Reception in support of artisan
Chair of artisan, Dr Chetana Andary and board members; Director, Mr Gavan Ranger; Curator and Deputy Director, Ms Cassandra Lehman; CEO, Ms Claire Sourgnes; artisan staff and supporters; ladies and gentlemen, welcome.
I begin by acknowledging the Traditional Owners of the lands on which we gather, the Turrbul and Jagera people, and pay my respects to their Elders, past, present and emerging. My respect extends to all First Nations people who join us this evening.
As patron of artisan, I, with my husband Graeme, are delighted to welcome you here this evening to celebrate the exceptional work that artisan has done as the peak body for craft and design in Queensland for half a century, and I thank the staff and Board for their tireless efforts over those many years to promote and support Queensland designers and makers.
Graeme and I are proud and privileged to be the current custodians of the marvellous Government House collection. It dates back to 1859 when the colony of Queensland was first proclaimed, and includes items imported from England to furnish the original Government House for our very first Governor, Sir George Bowen.
Because the subsequent 25 Governors added or acquired further craft items, the collection today is exceptionally varied and eclectic, ranging from the two carved wooden Aurukun camp dogs who stand guard outside the door of my Study, to two of the card tables in this room which were part of the original consignments of furniture in the 1860s.
But, of the many other items in the House, it is the Dining Suite of which we are most proud because it exemplifies the development of the crafts in Queensland.
The large table and its 24 chairs were all made here in Brisbane in 1896 by the craftsmen of John Hicks and Company, using yellowwood sawn from trees felled in the Border Ranges. Each chair features a carved frieze of fruits and vegetables – even a pineapple! It’s a cornucopia created by local craftsmen to represent the productivity of the new Colony.
With such strong historic roots, it is not surprising that, despite changes in fashion and lifestyle, interest in the crafts has remained strong in Queensland – and there’s ample evidence of this in artisan’s diverse program of exhibitions and events, and in workshops that run the full gamut from lacemaking to carving a wooden spoon.

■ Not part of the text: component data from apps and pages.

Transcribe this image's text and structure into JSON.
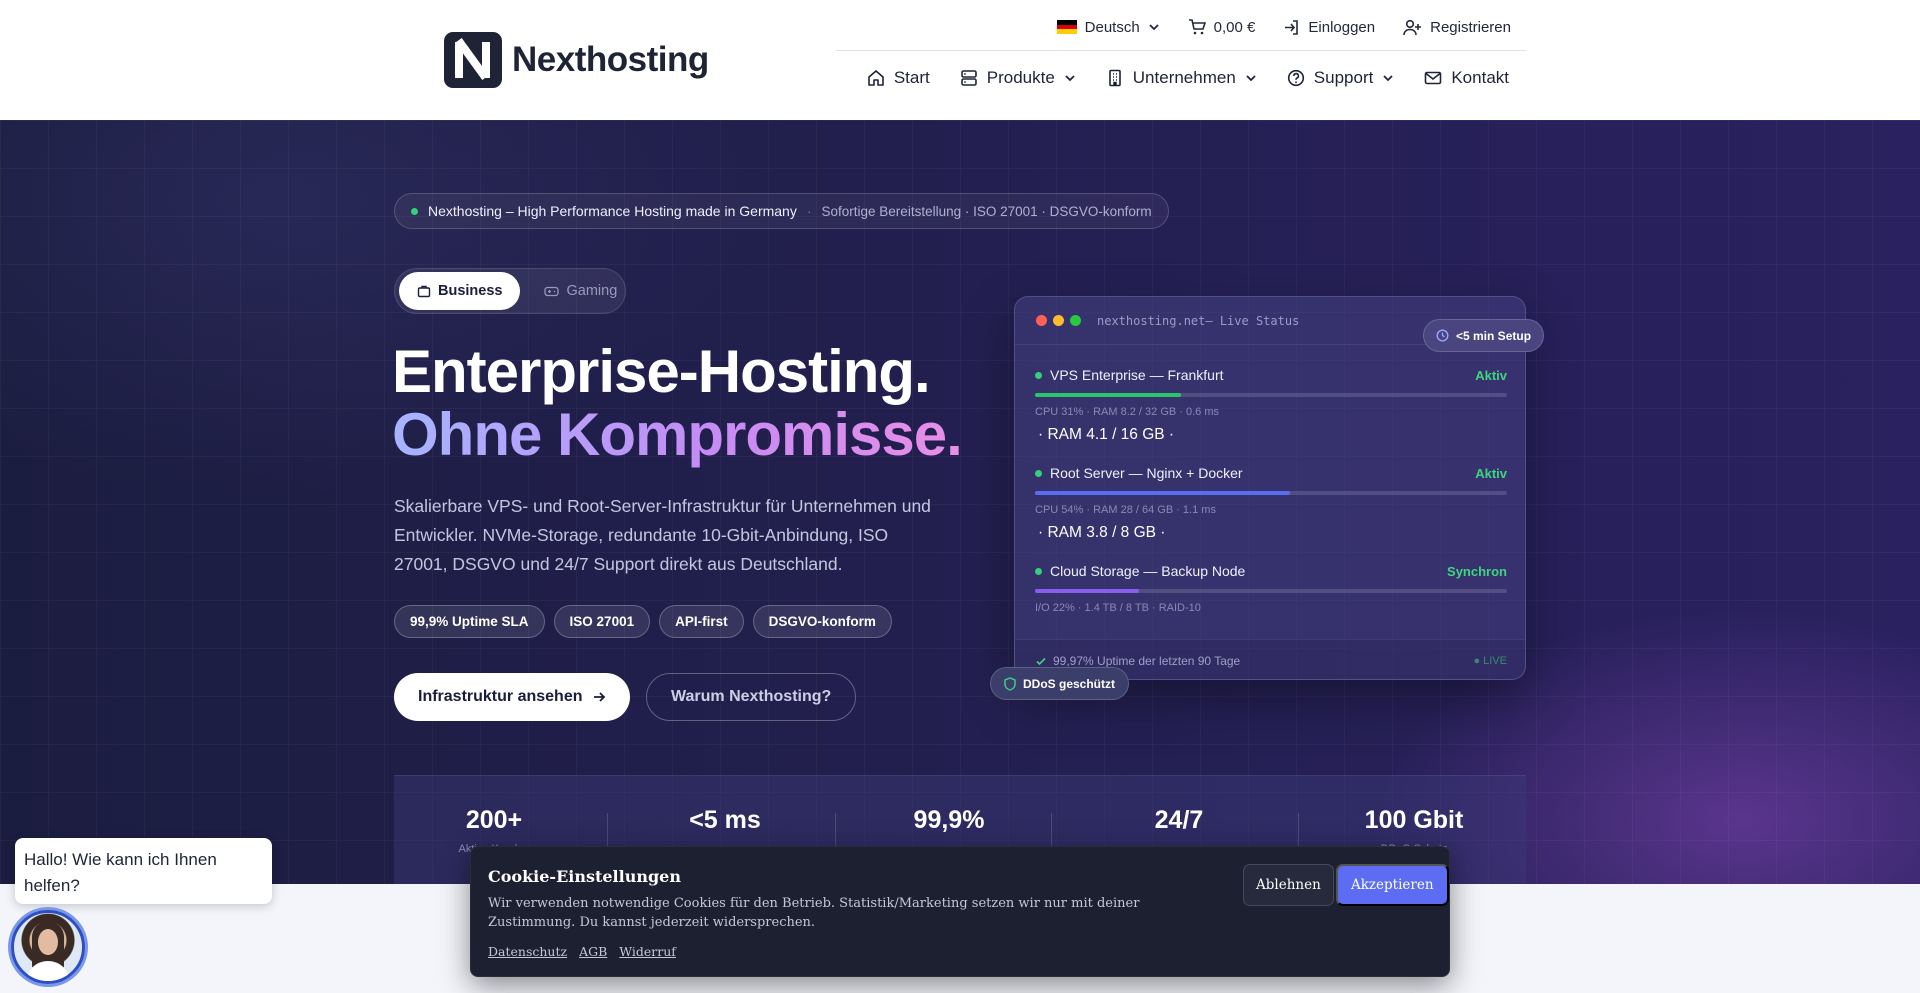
{
  "brand": {
    "name": "Nexthosting"
  },
  "topbar": {
    "language": "Deutsch",
    "cart": "0,00 €",
    "login": "Einloggen",
    "register": "Registrieren"
  },
  "nav": [
    {
      "label": "Start",
      "icon": "home-icon"
    },
    {
      "label": "Produkte",
      "icon": "server-icon",
      "dropdown": true
    },
    {
      "label": "Unternehmen",
      "icon": "building-icon",
      "dropdown": true
    },
    {
      "label": "Support",
      "icon": "help-circle-icon",
      "dropdown": true
    },
    {
      "label": "Kontakt",
      "icon": "mail-icon"
    }
  ],
  "hero": {
    "announcement": "Nexthosting – High Performance Hosting made in Germany",
    "announcement_sub": "Sofortige Bereitstellung · ISO 27001 · DSGVO-konform",
    "toggle": {
      "business": "Business",
      "gaming": "Gaming",
      "active": "business"
    },
    "title_line1": "Enterprise-Hosting.",
    "title_line2": "Ohne Kompromisse.",
    "lead": "Skalierbare VPS- und Root-Server-Infrastruktur für Unternehmen und Entwickler. NVMe-Storage, redundante 10-Gbit-Anbindung, ISO 27001, DSGVO und 24/7 Support direkt aus Deutschland.",
    "badges": [
      "99,9% Uptime SLA",
      "ISO 27001",
      "API-first",
      "DSGVO-konform"
    ],
    "cta_primary": "Infrastruktur ansehen",
    "cta_secondary": "Warum Nexthosting?"
  },
  "status_card": {
    "title": "nexthosting.net— Live Status",
    "setup_badge": "<5 min Setup",
    "ddos_badge": "DDoS geschützt",
    "servers": [
      {
        "name": "VPS Enterprise — Frankfurt",
        "state": "Aktiv",
        "load": 0.31,
        "bar_color": "#2bc46a",
        "meta": "CPU 31% · RAM 8.2 / 32 GB · 0.6 ms",
        "ram": "· RAM 4.1 / 16 GB ·"
      },
      {
        "name": "Root Server — Nginx + Docker",
        "state": "Aktiv",
        "load": 0.54,
        "bar_color": "#5b6cf0",
        "meta": "CPU 54% · RAM 28 / 64 GB · 1.1 ms",
        "ram": "· RAM 3.8 / 8 GB ·"
      },
      {
        "name": "Cloud Storage — Backup Node",
        "state": "Synchron",
        "load": 0.22,
        "bar_color": "#8b5cf0",
        "meta": "I/O 22% · 1.4 TB / 8 TB · RAID-10",
        "ram": ""
      }
    ],
    "uptime": "99,97% Uptime der letzten 90 Tage",
    "live": "● LIVE"
  },
  "stats": [
    {
      "value": "200+",
      "label": "Aktive Kunden"
    },
    {
      "value": "<5 ms",
      "label": ""
    },
    {
      "value": "99,9%",
      "label": ""
    },
    {
      "value": "24/7",
      "label": ""
    },
    {
      "value": "100 Gbit",
      "label": "DDoS-Schutz"
    }
  ],
  "cookie": {
    "title": "Cookie-Einstellungen",
    "body": "Wir verwenden notwendige Cookies für den Betrieb. Statistik/Marketing setzen wir nur mit deiner Zustimmung. Du kannst jederzeit widersprechen.",
    "links": [
      "Datenschutz",
      "AGB",
      "Widerruf"
    ],
    "decline": "Ablehnen",
    "accept": "Akzeptieren"
  },
  "chat": {
    "greeting": "Hallo! Wie kann ich Ihnen helfen?"
  },
  "colors": {
    "accent": "#5c6df3",
    "success": "#3fd57f",
    "dark": "#1e2436"
  }
}
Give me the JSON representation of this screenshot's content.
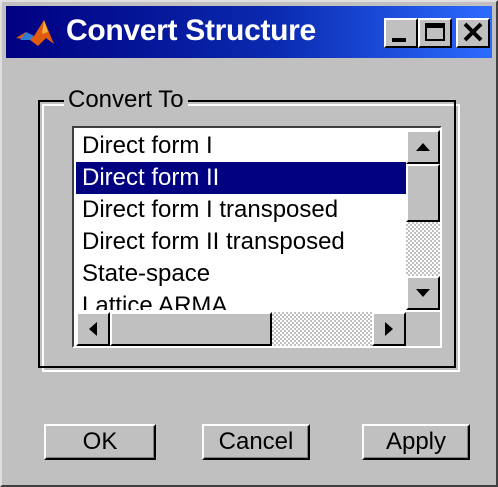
{
  "window": {
    "title": "Convert Structure",
    "controls": [
      "minimize-icon",
      "maximize-icon",
      "close-icon"
    ]
  },
  "group": {
    "label": "Convert To"
  },
  "list": {
    "items": [
      "Direct form I",
      "Direct form II",
      "Direct form I transposed",
      "Direct form II transposed",
      "State-space",
      "Lattice ARMA"
    ],
    "selected_index": 1
  },
  "buttons": {
    "ok": "OK",
    "cancel": "Cancel",
    "apply": "Apply"
  },
  "colors": {
    "title_bar": "#000080",
    "selection": "#000080",
    "face": "#c0c0c0"
  }
}
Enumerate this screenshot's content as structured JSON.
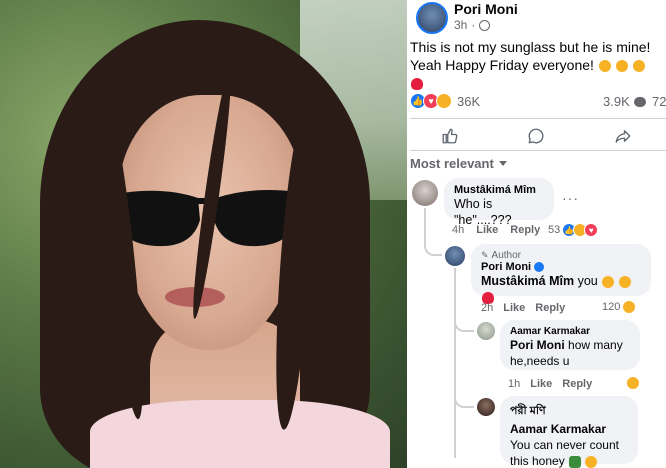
{
  "post": {
    "author": "Pori Moni",
    "time": "3h",
    "separator": "·",
    "text": "This is not my sunglass but he is mine! Yeah Happy Friday everyone!",
    "reaction_count": "36K",
    "comment_count": "3.9K",
    "share_count": "72"
  },
  "actions": {
    "like_icon": "thumbs-up-icon",
    "comment_icon": "comment-icon",
    "share_icon": "share-icon"
  },
  "sort": {
    "label": "Most relevant"
  },
  "comments": [
    {
      "name": "Mustâkimá Mîm",
      "text": "Who is \"he\"....???",
      "time": "4h",
      "like": "Like",
      "reply": "Reply",
      "reactions": "53"
    },
    {
      "tag": "Author",
      "name": "Pori Moni",
      "mention": "Mustâkimá Mîm",
      "text": "you",
      "time": "2h",
      "like": "Like",
      "reply": "Reply",
      "reactions": "120"
    },
    {
      "name": "Aamar Karmakar",
      "mention": "Pori Moni",
      "text": "how many he,needs u",
      "time": "1h",
      "like": "Like",
      "reply": "Reply"
    },
    {
      "name": "পরী মণি",
      "mention": "Aamar Karmakar",
      "text": "You can never count this honey"
    }
  ],
  "colors": {
    "brand": "#1877f2",
    "bubble": "#f0f2f5",
    "muted": "#65676b"
  }
}
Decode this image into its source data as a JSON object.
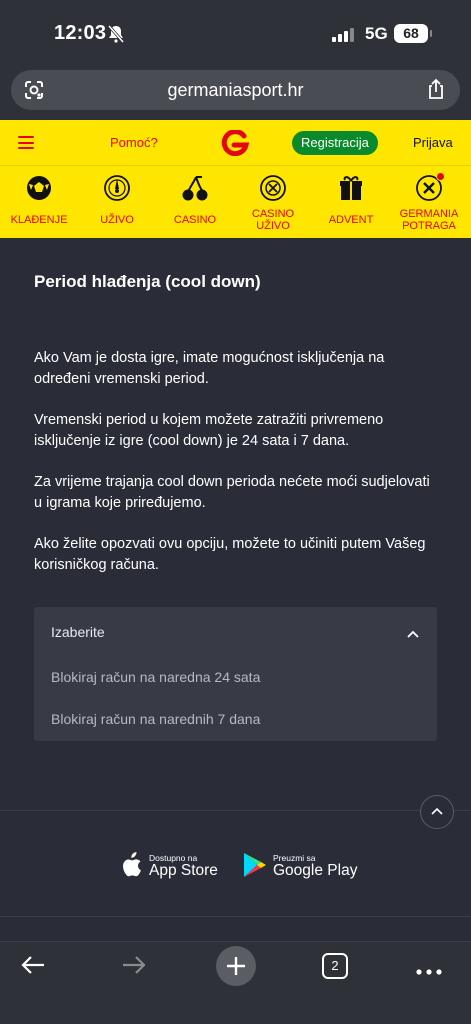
{
  "status_bar": {
    "time": "12:03",
    "network": "5G",
    "battery": "68"
  },
  "browser": {
    "url": "germaniasport.hr",
    "tab_count": "2"
  },
  "header": {
    "help_label": "Pomoć?",
    "register_label": "Registracija",
    "login_label": "Prijava"
  },
  "categories": [
    {
      "label": "KLAĐENJE"
    },
    {
      "label": "UŽIVO"
    },
    {
      "label": "CASINO"
    },
    {
      "label": "CASINO UŽIVO"
    },
    {
      "label": "ADVENT"
    },
    {
      "label": "GERMANIA POTRAGA"
    }
  ],
  "page": {
    "title": "Period hlađenja (cool down)",
    "paragraphs": [
      "Ako Vam je dosta igre, imate mogućnost isključenja na određeni vremenski period.",
      "Vremenski period u kojem možete zatražiti privremeno isključenje iz igre (cool down) je 24 sata i 7 dana.",
      "Za vrijeme trajanja cool down perioda nećete moći sudjelovati u igrama koje priređujemo.",
      "Ako želite opozvati ovu opciju, možete to učiniti putem Vašeg korisničkog računa."
    ],
    "dropdown": {
      "label": "Izaberite",
      "options": [
        "Blokiraj račun na naredna 24 sata",
        "Blokiraj račun na narednih 7 dana"
      ]
    }
  },
  "footer": {
    "app_store": {
      "small": "Dostupno na",
      "big": "App Store"
    },
    "google_play": {
      "small": "Preuzmi sa",
      "big": "Google Play"
    }
  },
  "colors": {
    "brand_yellow": "#ffe600",
    "brand_red": "#e30613",
    "register_green": "#0a8a2a",
    "background": "#2a2d37"
  }
}
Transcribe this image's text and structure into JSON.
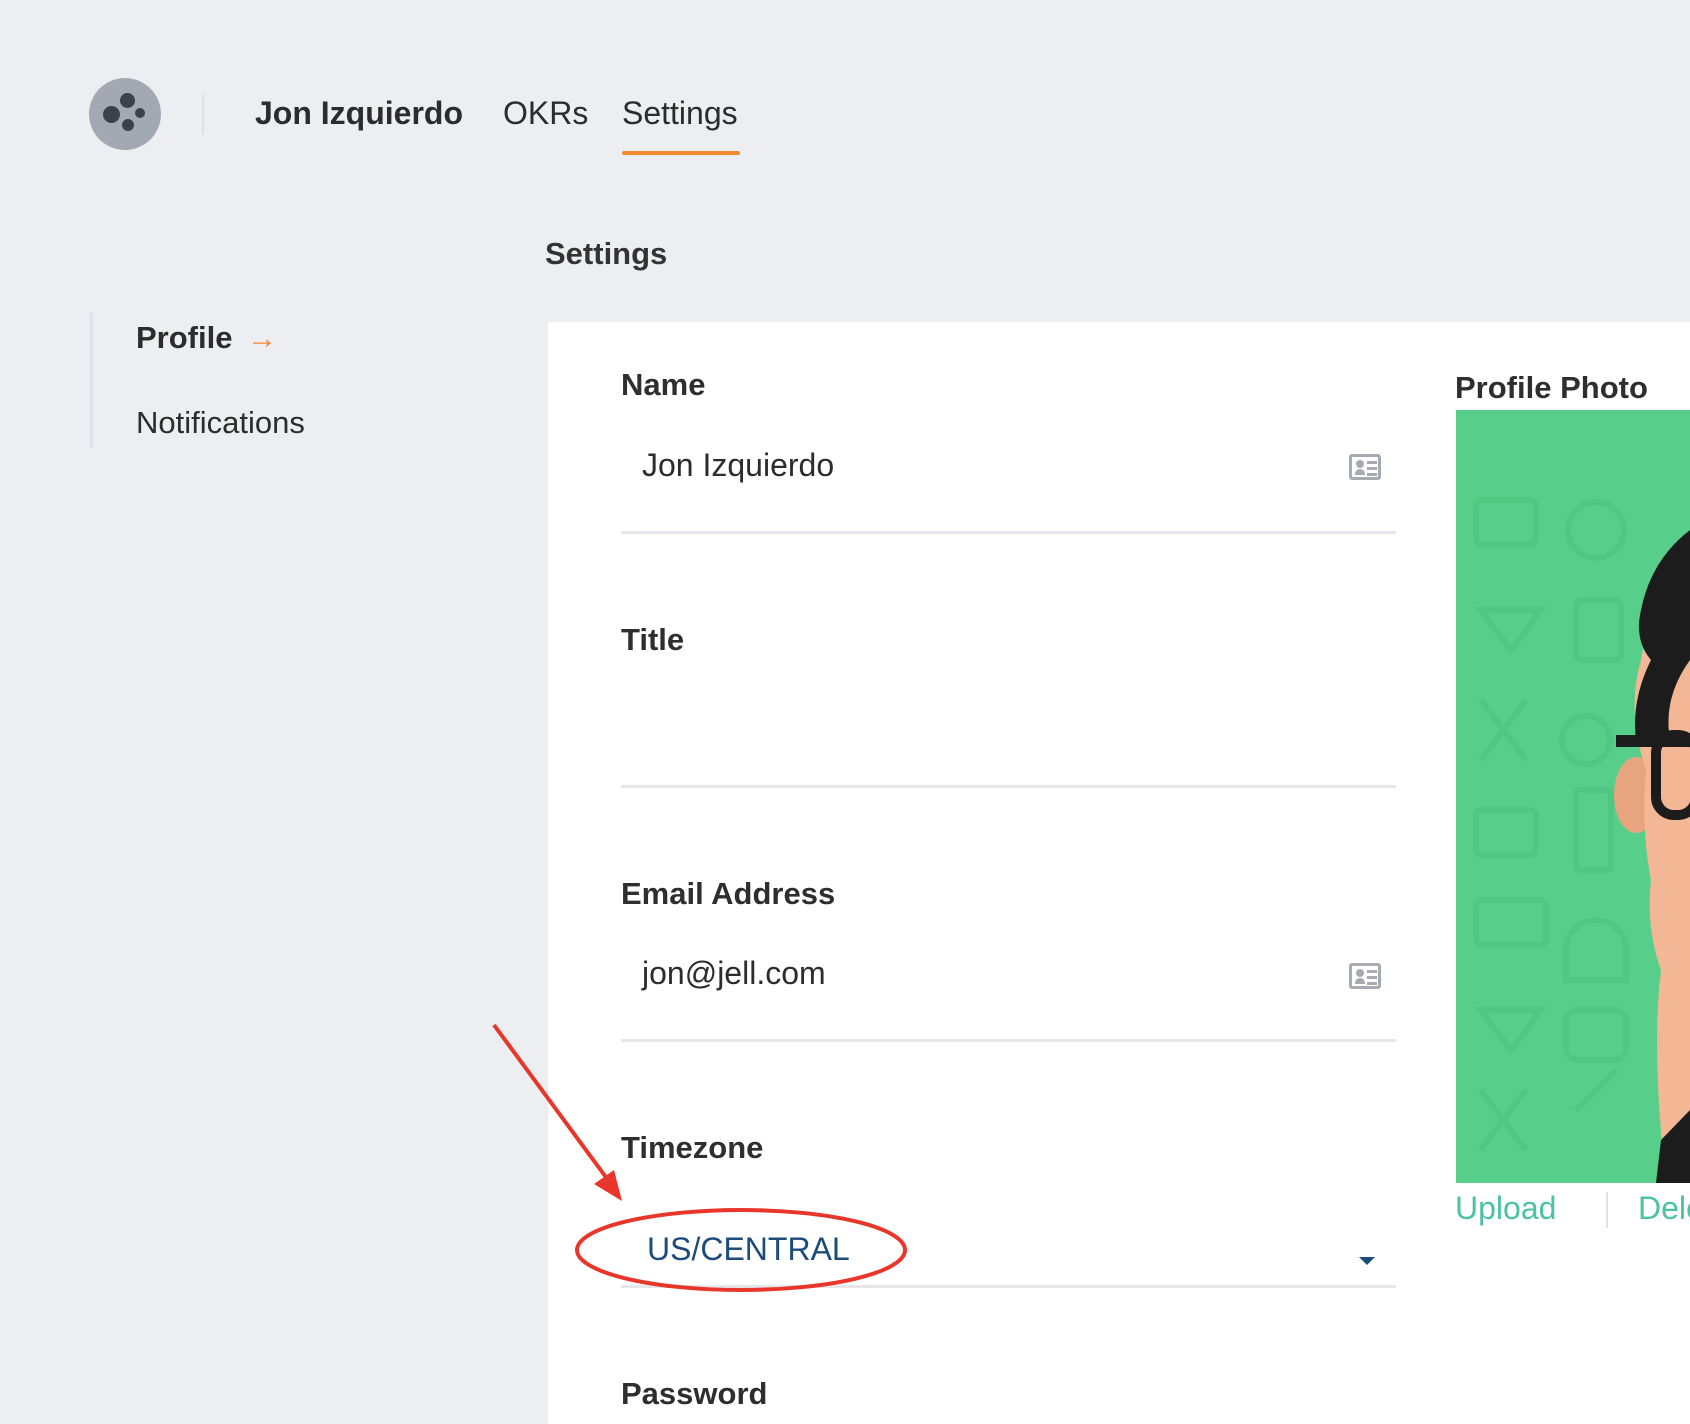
{
  "nav": {
    "user_name": "Jon Izquierdo",
    "items": [
      {
        "label": "OKRs"
      },
      {
        "label": "Settings",
        "active": true
      }
    ],
    "accent_color": "#f28a2f"
  },
  "page": {
    "heading": "Settings"
  },
  "sidebar": {
    "items": [
      {
        "label": "Profile",
        "active": true
      },
      {
        "label": "Notifications"
      }
    ]
  },
  "form": {
    "name": {
      "label": "Name",
      "value": "Jon Izquierdo",
      "icon": "contact-card-icon"
    },
    "title": {
      "label": "Title",
      "value": ""
    },
    "email": {
      "label": "Email Address",
      "value": "jon@jell.com",
      "icon": "contact-card-icon"
    },
    "timezone": {
      "label": "Timezone",
      "value": "US/CENTRAL"
    },
    "password": {
      "label": "Password"
    }
  },
  "profile_photo": {
    "label": "Profile Photo",
    "background_color": "#57cf8a",
    "upload_label": "Upload",
    "delete_label": "Dele"
  },
  "annotation": {
    "color": "#e8372a"
  }
}
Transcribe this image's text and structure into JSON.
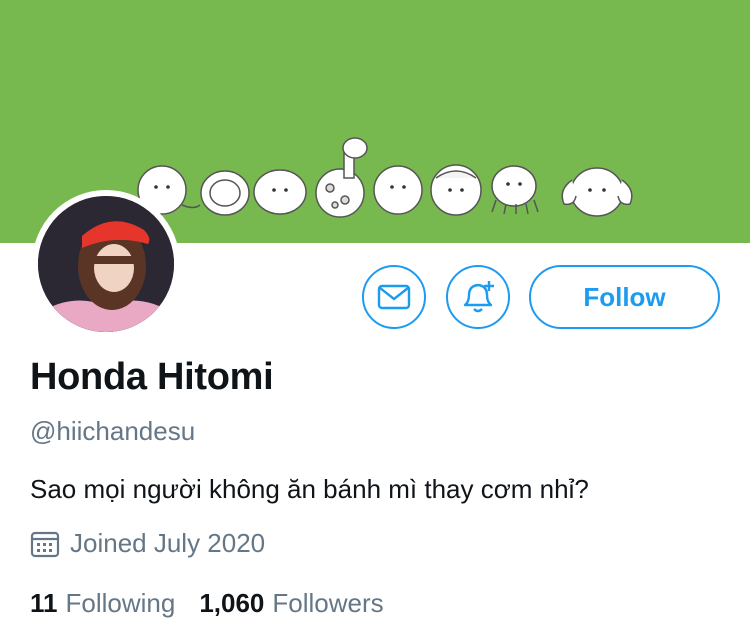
{
  "profile": {
    "display_name": "Honda Hitomi",
    "handle": "@hiichandesu",
    "bio": "Sao mọi người không ăn bánh mì thay cơm nhỉ?",
    "joined": "Joined July 2020"
  },
  "actions": {
    "message_icon": "envelope-icon",
    "notify_icon": "bell-plus-icon",
    "follow_label": "Follow"
  },
  "stats": {
    "following_count": "11",
    "following_label": "Following",
    "followers_count": "1,060",
    "followers_label": "Followers"
  },
  "colors": {
    "banner": "#78b94f",
    "accent": "#1d9bf0",
    "secondary_text": "#657786"
  }
}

The principles and ideals of the Arts and Crafts Movement a century ago still inspire thousands of makers today. Whether they are professional craftworkers or hobbyists, and whatever their chosen medium, they share a fundamental belief in the value and importance of quality craftsmanship and good design. It is that belief that brings beauty, meaning and a sense of wellbeing into our everyday lives – and for that, we can all be grateful.
I am also grateful, for the request from artisan, at my first patronage meeting with the leadership team via video conference earlier this year, to provide a display space for artisan craft objects here at Fernberg.
I was so pleased to agree to this request. A display of contemporary craft is a perfect complement to the many hundreds of historic craft items in the Government House collection and provides a novel and engaging way to demonstrate the continuous development of crafts in Queensland since colonial times.
I am therefore delighted to launch the artisan display, prominently on show in the foyer of Government House. Thank you to artists from the One of Twelve organisation, and Mari Hirata, Tom Summers, Megan Puls, Liz Izquierdo and Shimara Carlow for your unique works, which will be enjoyed by the many visitors to Government House each year. Thank you to the team from artisan for your curation of the display.
It is also my great pleasure to present a Certificate of Vice-Regal Patronage to the Chair of artisan, Dr Chetana Andary, to express my commitment to ongoing support for this outstanding Queensland organisation.